People just like to appear as activists. They want to boycott the film because it was shot in Israel, but the director has the right to that, especially because he does so to talk about the Palestinian cause. The movie is, in technical terms, ahead of what we do. It is a very simple story, but it’s based on reality and told in a modern construction. You’re introduced to the conflict during the first five minutes, then the rest is a series of consequences. We still cannot make these types of movies. Plus, we don’t get to do any lobbying during the Oscars; we just send the movie a day before the deadline. We have so many problems, and to get to the Oscars, we need a whole new ecosystem.

Who should be responsible for this?

Unfortunately, no one is so far. There is no head in the industry, each just has his own agenda. I think producers have to create a league where they can voice their opinions and take care of differences, which we’re now taking care of unwillingly because no one is there to do it for us.

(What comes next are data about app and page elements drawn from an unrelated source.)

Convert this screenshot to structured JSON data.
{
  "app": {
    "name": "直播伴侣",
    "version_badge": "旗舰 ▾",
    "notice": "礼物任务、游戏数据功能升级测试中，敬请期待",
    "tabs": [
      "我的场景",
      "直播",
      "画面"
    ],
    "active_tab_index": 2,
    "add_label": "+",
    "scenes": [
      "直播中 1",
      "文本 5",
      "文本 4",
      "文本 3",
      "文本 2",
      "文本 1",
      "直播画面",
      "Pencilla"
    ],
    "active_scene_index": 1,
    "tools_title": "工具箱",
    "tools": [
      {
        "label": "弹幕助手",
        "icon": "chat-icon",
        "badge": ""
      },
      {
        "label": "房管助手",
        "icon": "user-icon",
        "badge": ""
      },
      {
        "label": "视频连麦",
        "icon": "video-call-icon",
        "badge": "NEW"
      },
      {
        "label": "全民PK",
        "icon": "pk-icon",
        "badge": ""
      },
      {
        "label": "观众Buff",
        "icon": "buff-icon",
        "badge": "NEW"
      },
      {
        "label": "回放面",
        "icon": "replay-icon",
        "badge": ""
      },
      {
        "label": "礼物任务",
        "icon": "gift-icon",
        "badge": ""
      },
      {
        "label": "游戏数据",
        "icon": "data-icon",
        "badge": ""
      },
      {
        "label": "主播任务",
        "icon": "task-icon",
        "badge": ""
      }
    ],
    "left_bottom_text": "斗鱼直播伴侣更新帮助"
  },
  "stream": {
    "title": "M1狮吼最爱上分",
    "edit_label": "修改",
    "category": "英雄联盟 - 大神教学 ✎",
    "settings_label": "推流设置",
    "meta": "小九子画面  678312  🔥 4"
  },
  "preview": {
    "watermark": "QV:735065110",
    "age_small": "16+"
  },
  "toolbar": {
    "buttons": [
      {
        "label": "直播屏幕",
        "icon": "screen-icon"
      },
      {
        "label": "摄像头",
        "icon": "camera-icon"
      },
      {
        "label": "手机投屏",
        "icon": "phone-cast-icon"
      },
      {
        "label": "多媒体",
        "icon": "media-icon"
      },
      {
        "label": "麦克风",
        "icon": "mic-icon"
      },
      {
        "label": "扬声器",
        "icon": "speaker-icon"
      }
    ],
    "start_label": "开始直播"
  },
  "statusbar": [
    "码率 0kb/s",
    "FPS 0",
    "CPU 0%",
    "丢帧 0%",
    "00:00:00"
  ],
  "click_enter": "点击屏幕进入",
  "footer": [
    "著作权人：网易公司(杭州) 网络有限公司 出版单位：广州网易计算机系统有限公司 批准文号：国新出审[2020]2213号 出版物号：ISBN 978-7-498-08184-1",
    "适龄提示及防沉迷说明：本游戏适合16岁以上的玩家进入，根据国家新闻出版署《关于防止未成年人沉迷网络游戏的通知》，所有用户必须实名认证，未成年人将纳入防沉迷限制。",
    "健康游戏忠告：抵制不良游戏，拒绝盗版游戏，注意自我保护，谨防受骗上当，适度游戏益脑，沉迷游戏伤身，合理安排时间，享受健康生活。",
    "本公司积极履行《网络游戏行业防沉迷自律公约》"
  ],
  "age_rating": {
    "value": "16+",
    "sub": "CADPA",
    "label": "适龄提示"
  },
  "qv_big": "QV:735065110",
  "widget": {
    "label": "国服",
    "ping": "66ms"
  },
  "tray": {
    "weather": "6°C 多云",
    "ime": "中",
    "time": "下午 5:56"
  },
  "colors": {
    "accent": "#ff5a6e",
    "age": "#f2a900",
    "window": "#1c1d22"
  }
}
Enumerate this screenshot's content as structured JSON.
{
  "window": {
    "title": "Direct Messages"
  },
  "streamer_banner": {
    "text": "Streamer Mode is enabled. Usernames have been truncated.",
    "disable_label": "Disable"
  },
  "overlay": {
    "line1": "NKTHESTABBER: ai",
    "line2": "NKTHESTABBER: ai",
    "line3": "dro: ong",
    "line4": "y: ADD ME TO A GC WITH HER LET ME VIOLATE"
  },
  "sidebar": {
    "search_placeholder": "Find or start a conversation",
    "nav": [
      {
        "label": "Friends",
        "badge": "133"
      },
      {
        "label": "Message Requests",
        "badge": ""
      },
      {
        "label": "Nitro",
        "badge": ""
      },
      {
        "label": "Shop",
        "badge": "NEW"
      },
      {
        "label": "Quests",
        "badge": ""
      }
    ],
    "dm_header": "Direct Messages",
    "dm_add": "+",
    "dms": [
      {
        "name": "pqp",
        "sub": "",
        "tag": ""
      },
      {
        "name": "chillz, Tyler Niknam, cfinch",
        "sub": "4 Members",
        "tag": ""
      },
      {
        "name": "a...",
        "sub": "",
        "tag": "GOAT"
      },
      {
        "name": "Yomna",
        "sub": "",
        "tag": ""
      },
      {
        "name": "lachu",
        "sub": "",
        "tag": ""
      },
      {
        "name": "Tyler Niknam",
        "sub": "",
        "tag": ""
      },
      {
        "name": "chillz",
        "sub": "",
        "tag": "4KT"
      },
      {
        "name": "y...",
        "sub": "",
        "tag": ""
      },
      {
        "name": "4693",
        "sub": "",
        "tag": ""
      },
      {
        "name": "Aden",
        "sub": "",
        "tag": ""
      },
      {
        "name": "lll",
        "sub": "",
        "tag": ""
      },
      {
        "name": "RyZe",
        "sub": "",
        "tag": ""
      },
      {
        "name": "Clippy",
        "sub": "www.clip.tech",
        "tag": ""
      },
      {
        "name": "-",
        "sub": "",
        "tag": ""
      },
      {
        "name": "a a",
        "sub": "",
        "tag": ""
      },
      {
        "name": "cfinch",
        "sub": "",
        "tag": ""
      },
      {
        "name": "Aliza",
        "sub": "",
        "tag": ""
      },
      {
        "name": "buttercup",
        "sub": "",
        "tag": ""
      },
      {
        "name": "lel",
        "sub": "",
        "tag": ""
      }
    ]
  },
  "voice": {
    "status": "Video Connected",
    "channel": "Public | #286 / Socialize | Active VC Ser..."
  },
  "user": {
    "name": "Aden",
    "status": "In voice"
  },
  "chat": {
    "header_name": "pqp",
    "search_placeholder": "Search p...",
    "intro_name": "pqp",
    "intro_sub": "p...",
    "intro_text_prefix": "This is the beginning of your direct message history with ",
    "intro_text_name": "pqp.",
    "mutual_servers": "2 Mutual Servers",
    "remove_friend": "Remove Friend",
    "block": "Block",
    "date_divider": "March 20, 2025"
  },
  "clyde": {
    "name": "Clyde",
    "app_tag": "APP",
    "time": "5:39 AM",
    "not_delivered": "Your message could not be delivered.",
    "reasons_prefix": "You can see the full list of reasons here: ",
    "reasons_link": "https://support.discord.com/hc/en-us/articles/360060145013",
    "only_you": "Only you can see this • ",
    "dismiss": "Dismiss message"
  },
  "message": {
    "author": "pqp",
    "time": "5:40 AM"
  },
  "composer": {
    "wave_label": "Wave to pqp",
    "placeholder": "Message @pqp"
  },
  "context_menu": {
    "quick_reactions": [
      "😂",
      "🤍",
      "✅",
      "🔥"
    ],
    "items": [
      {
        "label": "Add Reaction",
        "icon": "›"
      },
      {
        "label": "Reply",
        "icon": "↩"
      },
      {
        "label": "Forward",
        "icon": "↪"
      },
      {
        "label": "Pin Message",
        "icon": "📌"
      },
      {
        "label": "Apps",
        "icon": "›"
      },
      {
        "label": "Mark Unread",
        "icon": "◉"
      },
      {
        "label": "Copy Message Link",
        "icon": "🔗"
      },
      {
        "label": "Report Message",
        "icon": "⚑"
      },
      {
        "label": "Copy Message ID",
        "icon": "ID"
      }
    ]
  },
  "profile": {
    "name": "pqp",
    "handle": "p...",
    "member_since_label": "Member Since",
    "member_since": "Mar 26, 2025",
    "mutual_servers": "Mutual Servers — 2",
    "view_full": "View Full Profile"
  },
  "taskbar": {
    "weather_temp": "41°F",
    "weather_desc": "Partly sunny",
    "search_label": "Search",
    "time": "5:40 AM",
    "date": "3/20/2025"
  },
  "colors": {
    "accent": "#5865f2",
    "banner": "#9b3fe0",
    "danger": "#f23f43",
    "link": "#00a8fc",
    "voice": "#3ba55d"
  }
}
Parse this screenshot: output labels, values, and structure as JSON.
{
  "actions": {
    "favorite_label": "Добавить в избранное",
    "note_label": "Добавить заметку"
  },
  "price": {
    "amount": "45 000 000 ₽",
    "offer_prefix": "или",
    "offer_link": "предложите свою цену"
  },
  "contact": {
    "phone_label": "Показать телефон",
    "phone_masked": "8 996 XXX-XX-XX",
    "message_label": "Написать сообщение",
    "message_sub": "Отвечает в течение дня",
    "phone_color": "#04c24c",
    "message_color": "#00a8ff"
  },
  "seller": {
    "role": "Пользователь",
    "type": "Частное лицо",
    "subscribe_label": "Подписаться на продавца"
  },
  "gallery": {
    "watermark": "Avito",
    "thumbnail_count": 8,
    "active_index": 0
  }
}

Do you think we should work towards the shift to digital platforms?

It has an advantage that a series could be as brief as three episodes, and still get the same appeal. It gives an opportunity for actors to work on more than one project, while it also helps independent filmmakers whose works don’t suit the general framework of cinema. Take Mohammed Hammad’s ‘Akhdar Yabes’ (Withered Green) for instance; it has been featured in film festivals, and this generally helps showcase young talents. Many of Egypt’s most popular series could be re-shot and re-divided over only a few episodes instead of 30, which would be suitable for a digital platform, but everybody’s too busy to try that. If we make the shift, this could put an end to the current market crisis, where many producers are still waiting for the paychecks channels are due. Two popular Egyptian channels are about to run out of business because they have debts that exceed a billion pounds.

Generally though, are you optimistic regarding the media scene?

Not unless we change and create a platform that can compete on an international level. But by the time we make this decision, others will still be ahead of us.

What are your upcoming plans?

We are working on developing a platform similar to Netflix in Arabic. We already have a massive market, but they don’t watch television and they are waiting for someone to offer them such a service. This has four sides: technology would be the first; for example, when the series ‘Black Mirror’ was launched, there was an overload on the servers, and that’s not an easy thing to handle. In Egypt, the Internet is awful, so we need to have brilliant engineers who are able to deal with such a problem at any time. The second side is content, which needs to be unique and excellent. Then we come to the third factor –marketing – which is basically just social marketing. The last side is money, and whether we should plan monthly subscriptions or offer the service for free, and make profit through advertising instead. Right now, I’m entirely focused on this, and by the end of the year, we should have a platform that competes with Netflix.

Are you really going to retire by the end of 2019?

I want to, but I never will. I want to work from home, not from the office. Just driving through Egypt is exhausting. I have an office in Dubai and the feeling of driving to office from home is totally different there!

Do you intend to make expansions to Dubai or LA?

There is definitely an expansion in Dubai and we’re going to be handpicking certain talents. Dubai offers brilliant entertainment in general. For instance, you have 2020 Expo where they have 638 outlets and are looking to fill these outlets with entertainment for six months. And since we cannot do that, we are considering co-production, which would allow us to produce in Hollywood. Co-productions would allow us to send artists abroad to work with their international peers. This would take a longer time to produce because of all the algorithms behind it all, but it’s something I hope I can do. My objective will always be to export talents beyond our borders.